TASK TO CARRY OUT
Your reply should reproduce each record precisely as written.

Dataset entries:
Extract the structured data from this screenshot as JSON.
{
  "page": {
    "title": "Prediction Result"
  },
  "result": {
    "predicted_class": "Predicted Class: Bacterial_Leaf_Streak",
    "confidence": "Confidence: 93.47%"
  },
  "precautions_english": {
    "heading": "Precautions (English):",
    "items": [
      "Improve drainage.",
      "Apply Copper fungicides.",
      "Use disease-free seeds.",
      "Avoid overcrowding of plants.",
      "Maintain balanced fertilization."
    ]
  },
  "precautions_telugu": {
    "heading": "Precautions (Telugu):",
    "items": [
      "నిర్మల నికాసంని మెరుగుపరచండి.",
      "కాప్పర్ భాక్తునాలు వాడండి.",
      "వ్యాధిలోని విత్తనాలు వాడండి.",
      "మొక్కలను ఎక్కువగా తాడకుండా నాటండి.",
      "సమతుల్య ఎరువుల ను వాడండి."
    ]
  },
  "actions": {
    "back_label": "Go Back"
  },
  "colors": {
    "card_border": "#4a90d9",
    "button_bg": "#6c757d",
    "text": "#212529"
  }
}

OUTPUT OF THE EXERCISE
Extract the structured data from this screenshot as JSON.
{
  "page": {
    "title": "Prediction Result"
  },
  "result": {
    "predicted_class": "Predicted Class: Bacterial_Leaf_Streak",
    "confidence": "Confidence: 93.47%"
  },
  "precautions_english": {
    "heading": "Precautions (English):",
    "items": [
      "Improve drainage.",
      "Apply Copper fungicides.",
      "Use disease-free seeds.",
      "Avoid overcrowding of plants.",
      "Maintain balanced fertilization."
    ]
  },
  "precautions_telugu": {
    "heading": "Precautions (Telugu):",
    "items": [
      "నిర్మల నికాసంని మెరుగుపరచండి.",
      "కాప్పర్ భాక్తునాలు వాడండి.",
      "వ్యాధిలోని విత్తనాలు వాడండి.",
      "మొక్కలను ఎక్కువగా తాడకుండా నాటండి.",
      "సమతుల్య ఎరువుల ను వాడండి."
    ]
  },
  "actions": {
    "back_label": "Go Back"
  },
  "colors": {
    "card_border": "#4a90d9",
    "button_bg": "#6c757d",
    "text": "#212529"
  }
}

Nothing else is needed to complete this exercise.